Should I take up a transition to retirement pension?
by Peter Switzer
I am 55 and have been told that it could be in my interest to go onto a transition to retirement pension but I am not intending to retire until at least 65 and I’m not sure I want to be perceived as a ‘pensioner’ when I hold down a very responsible position leading around 35 people.
I know a lot of people look at the transition to retirement pension (TTRP) this way but it might be an economically wise decision to take on your ‘pensioner phobia’. There are a number of reasons why the TTRP should be considered by those who are ‘lucky’ enough to be 55 or more. The most attractive aspect of drawing a pension which can be no more than 10 per cent is that it means those assets or investments that stand behind the pension can be isolated and will not be taxed. Consider this, if you had $1 million in your super fund and you earned $100,000 in interest and dividends, then this would be untaxed as you have started a TTRP. So, by simply beating your ‘pensioner phobia’ you could cut your super tax bill down by $15,000 and it means there is more in your pension account that can be rolled over and invested on your behalf! Another advantage is that your pension will be taxed concessionally, which means the income stream will be taxed at your marginal tax rate minus a tax offset of 15 per cent. Now imagine if you had $1 million in your fund, then this $100,000 or 10 per cent could be your income to match your income from work and that would mean you could bump up your salary sacrifice amount, which in total would be a tax-effective way to get more money into your super fund, while reducing the tax on your pension-linked assets/investments. There are other advantages of the TTRP and I think this underlines why financial advisers can often be very rewarding sidekicks in a person’s life.

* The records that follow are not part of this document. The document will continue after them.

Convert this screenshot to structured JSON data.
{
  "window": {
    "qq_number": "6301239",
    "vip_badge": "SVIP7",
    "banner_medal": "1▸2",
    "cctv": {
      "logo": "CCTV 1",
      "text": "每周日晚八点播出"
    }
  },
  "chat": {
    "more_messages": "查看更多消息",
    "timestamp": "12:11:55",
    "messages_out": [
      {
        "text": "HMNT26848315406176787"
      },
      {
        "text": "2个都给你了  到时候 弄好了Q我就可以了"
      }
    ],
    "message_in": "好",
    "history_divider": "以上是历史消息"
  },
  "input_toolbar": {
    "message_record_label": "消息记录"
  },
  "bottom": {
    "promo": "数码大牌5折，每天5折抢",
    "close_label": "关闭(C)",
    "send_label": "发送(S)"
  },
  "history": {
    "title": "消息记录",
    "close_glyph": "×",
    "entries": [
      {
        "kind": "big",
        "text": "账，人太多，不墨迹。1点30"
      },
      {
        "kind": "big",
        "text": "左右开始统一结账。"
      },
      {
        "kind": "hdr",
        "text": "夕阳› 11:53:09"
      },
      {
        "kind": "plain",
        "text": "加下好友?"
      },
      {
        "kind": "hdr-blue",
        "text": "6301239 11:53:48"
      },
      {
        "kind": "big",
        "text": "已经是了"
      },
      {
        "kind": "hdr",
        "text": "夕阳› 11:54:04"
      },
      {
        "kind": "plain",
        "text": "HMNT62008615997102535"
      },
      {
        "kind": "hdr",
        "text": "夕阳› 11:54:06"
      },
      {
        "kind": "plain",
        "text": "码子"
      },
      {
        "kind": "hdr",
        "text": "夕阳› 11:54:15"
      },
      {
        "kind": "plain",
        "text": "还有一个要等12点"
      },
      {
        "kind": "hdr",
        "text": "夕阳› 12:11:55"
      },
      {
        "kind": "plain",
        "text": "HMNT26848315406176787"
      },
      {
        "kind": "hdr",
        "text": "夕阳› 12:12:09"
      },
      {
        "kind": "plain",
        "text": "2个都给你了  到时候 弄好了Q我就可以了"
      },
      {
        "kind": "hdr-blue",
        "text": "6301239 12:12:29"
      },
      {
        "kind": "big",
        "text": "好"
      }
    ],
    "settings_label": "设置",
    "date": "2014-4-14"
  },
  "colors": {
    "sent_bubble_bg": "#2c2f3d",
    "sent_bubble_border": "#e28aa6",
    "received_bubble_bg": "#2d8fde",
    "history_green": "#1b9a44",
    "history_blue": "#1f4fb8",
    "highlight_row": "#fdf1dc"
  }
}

Published on: Thursday, April 26, 2012blog comments powered by Disqus